Aim of the exercise: An exact copy of the data is required; the images should not appear in it.

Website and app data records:

>>>

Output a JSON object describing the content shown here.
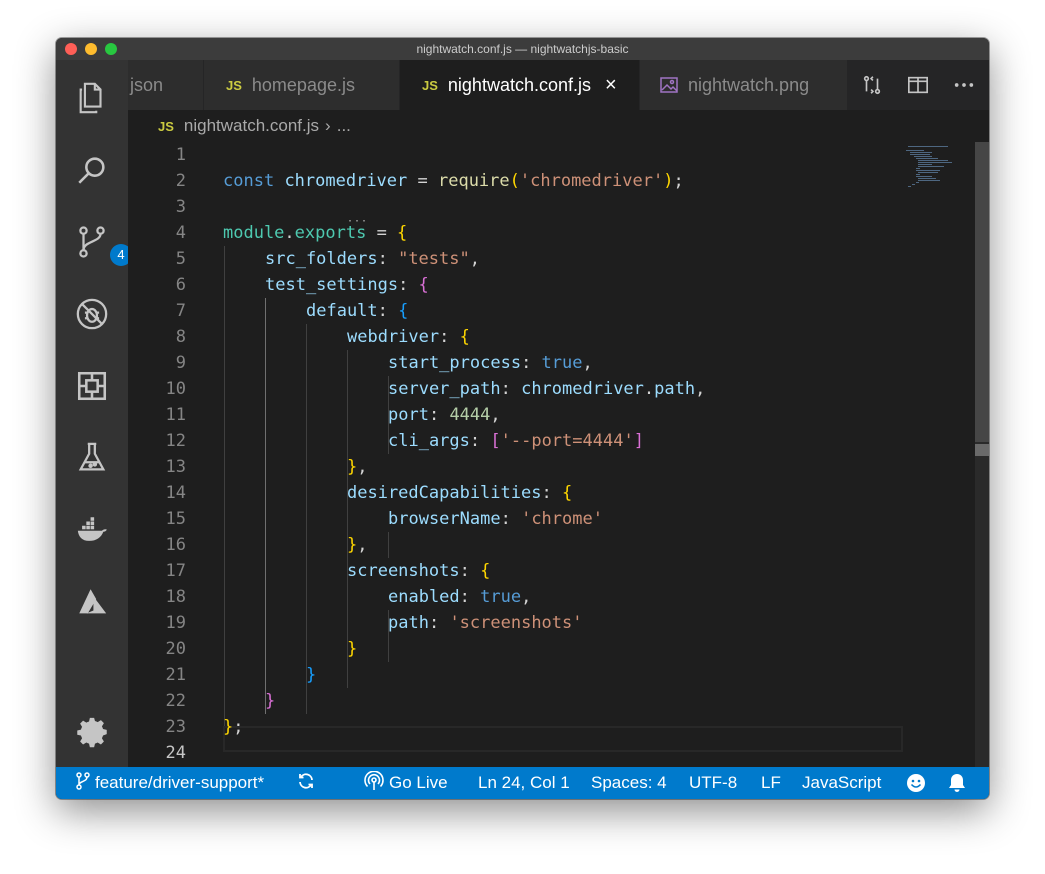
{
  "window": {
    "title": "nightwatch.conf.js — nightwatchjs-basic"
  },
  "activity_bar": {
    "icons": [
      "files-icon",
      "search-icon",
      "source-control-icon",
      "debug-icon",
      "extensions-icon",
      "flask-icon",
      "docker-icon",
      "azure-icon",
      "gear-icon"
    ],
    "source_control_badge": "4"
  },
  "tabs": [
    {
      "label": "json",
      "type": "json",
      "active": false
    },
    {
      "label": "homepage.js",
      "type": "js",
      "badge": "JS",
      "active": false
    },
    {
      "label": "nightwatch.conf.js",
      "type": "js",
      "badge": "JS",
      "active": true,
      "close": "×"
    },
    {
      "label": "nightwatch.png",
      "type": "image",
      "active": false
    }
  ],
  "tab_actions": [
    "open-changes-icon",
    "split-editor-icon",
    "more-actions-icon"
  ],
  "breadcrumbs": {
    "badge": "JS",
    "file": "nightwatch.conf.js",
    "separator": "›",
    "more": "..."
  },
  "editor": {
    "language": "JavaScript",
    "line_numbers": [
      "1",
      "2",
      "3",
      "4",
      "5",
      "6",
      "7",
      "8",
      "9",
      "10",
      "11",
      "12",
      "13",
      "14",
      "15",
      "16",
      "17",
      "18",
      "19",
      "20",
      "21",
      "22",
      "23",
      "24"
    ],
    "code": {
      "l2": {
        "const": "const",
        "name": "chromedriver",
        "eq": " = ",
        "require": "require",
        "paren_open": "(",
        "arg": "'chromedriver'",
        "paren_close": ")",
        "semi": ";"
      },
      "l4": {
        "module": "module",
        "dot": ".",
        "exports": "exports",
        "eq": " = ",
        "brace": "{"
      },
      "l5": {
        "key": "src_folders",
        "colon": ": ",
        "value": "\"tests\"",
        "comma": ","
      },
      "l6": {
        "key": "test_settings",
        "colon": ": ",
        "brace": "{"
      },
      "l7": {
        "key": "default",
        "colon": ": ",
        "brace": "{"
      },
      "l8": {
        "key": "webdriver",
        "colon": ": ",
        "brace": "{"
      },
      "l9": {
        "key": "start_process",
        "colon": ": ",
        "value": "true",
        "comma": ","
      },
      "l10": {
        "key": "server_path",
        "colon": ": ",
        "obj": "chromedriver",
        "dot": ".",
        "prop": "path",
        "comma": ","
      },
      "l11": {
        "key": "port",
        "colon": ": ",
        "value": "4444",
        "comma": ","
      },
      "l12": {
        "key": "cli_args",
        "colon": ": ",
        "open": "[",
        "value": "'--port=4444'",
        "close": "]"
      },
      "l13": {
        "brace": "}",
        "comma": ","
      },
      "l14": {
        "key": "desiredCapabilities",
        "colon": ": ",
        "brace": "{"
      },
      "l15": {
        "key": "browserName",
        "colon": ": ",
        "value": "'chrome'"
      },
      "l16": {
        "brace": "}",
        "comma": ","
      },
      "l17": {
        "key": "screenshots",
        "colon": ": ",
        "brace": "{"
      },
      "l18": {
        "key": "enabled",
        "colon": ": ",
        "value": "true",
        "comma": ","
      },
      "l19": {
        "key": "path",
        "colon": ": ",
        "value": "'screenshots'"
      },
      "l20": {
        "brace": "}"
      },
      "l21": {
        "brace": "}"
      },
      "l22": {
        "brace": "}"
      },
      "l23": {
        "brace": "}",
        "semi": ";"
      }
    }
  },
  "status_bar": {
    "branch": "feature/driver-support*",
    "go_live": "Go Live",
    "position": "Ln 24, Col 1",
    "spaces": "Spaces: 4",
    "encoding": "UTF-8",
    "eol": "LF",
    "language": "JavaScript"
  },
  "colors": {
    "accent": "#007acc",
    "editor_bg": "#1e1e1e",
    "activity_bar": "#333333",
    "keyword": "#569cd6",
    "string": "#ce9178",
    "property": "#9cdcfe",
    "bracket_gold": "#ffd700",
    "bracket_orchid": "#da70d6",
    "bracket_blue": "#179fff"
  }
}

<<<

Finished task:
Output a JSON object describing the content shown here.
{
  "window": {
    "title": "nightwatch.conf.js — nightwatchjs-basic"
  },
  "activity_bar": {
    "icons": [
      "files-icon",
      "search-icon",
      "source-control-icon",
      "debug-icon",
      "extensions-icon",
      "flask-icon",
      "docker-icon",
      "azure-icon",
      "gear-icon"
    ],
    "source_control_badge": "4"
  },
  "tabs": [
    {
      "label": "json",
      "type": "json",
      "active": false
    },
    {
      "label": "homepage.js",
      "type": "js",
      "badge": "JS",
      "active": false
    },
    {
      "label": "nightwatch.conf.js",
      "type": "js",
      "badge": "JS",
      "active": true,
      "close": "×"
    },
    {
      "label": "nightwatch.png",
      "type": "image",
      "active": false
    }
  ],
  "tab_actions": [
    "open-changes-icon",
    "split-editor-icon",
    "more-actions-icon"
  ],
  "breadcrumbs": {
    "badge": "JS",
    "file": "nightwatch.conf.js",
    "separator": "›",
    "more": "..."
  },
  "editor": {
    "language": "JavaScript",
    "line_numbers": [
      "1",
      "2",
      "3",
      "4",
      "5",
      "6",
      "7",
      "8",
      "9",
      "10",
      "11",
      "12",
      "13",
      "14",
      "15",
      "16",
      "17",
      "18",
      "19",
      "20",
      "21",
      "22",
      "23",
      "24"
    ],
    "code": {
      "l2": {
        "const": "const",
        "name": "chromedriver",
        "eq": " = ",
        "require": "require",
        "paren_open": "(",
        "arg": "'chromedriver'",
        "paren_close": ")",
        "semi": ";"
      },
      "l4": {
        "module": "module",
        "dot": ".",
        "exports": "exports",
        "eq": " = ",
        "brace": "{"
      },
      "l5": {
        "key": "src_folders",
        "colon": ": ",
        "value": "\"tests\"",
        "comma": ","
      },
      "l6": {
        "key": "test_settings",
        "colon": ": ",
        "brace": "{"
      },
      "l7": {
        "key": "default",
        "colon": ": ",
        "brace": "{"
      },
      "l8": {
        "key": "webdriver",
        "colon": ": ",
        "brace": "{"
      },
      "l9": {
        "key": "start_process",
        "colon": ": ",
        "value": "true",
        "comma": ","
      },
      "l10": {
        "key": "server_path",
        "colon": ": ",
        "obj": "chromedriver",
        "dot": ".",
        "prop": "path",
        "comma": ","
      },
      "l11": {
        "key": "port",
        "colon": ": ",
        "value": "4444",
        "comma": ","
      },
      "l12": {
        "key": "cli_args",
        "colon": ": ",
        "open": "[",
        "value": "'--port=4444'",
        "close": "]"
      },
      "l13": {
        "brace": "}",
        "comma": ","
      },
      "l14": {
        "key": "desiredCapabilities",
        "colon": ": ",
        "brace": "{"
      },
      "l15": {
        "key": "browserName",
        "colon": ": ",
        "value": "'chrome'"
      },
      "l16": {
        "brace": "}",
        "comma": ","
      },
      "l17": {
        "key": "screenshots",
        "colon": ": ",
        "brace": "{"
      },
      "l18": {
        "key": "enabled",
        "colon": ": ",
        "value": "true",
        "comma": ","
      },
      "l19": {
        "key": "path",
        "colon": ": ",
        "value": "'screenshots'"
      },
      "l20": {
        "brace": "}"
      },
      "l21": {
        "brace": "}"
      },
      "l22": {
        "brace": "}"
      },
      "l23": {
        "brace": "}",
        "semi": ";"
      }
    }
  },
  "status_bar": {
    "branch": "feature/driver-support*",
    "go_live": "Go Live",
    "position": "Ln 24, Col 1",
    "spaces": "Spaces: 4",
    "encoding": "UTF-8",
    "eol": "LF",
    "language": "JavaScript"
  },
  "colors": {
    "accent": "#007acc",
    "editor_bg": "#1e1e1e",
    "activity_bar": "#333333",
    "keyword": "#569cd6",
    "string": "#ce9178",
    "property": "#9cdcfe",
    "bracket_gold": "#ffd700",
    "bracket_orchid": "#da70d6",
    "bracket_blue": "#179fff"
  }
}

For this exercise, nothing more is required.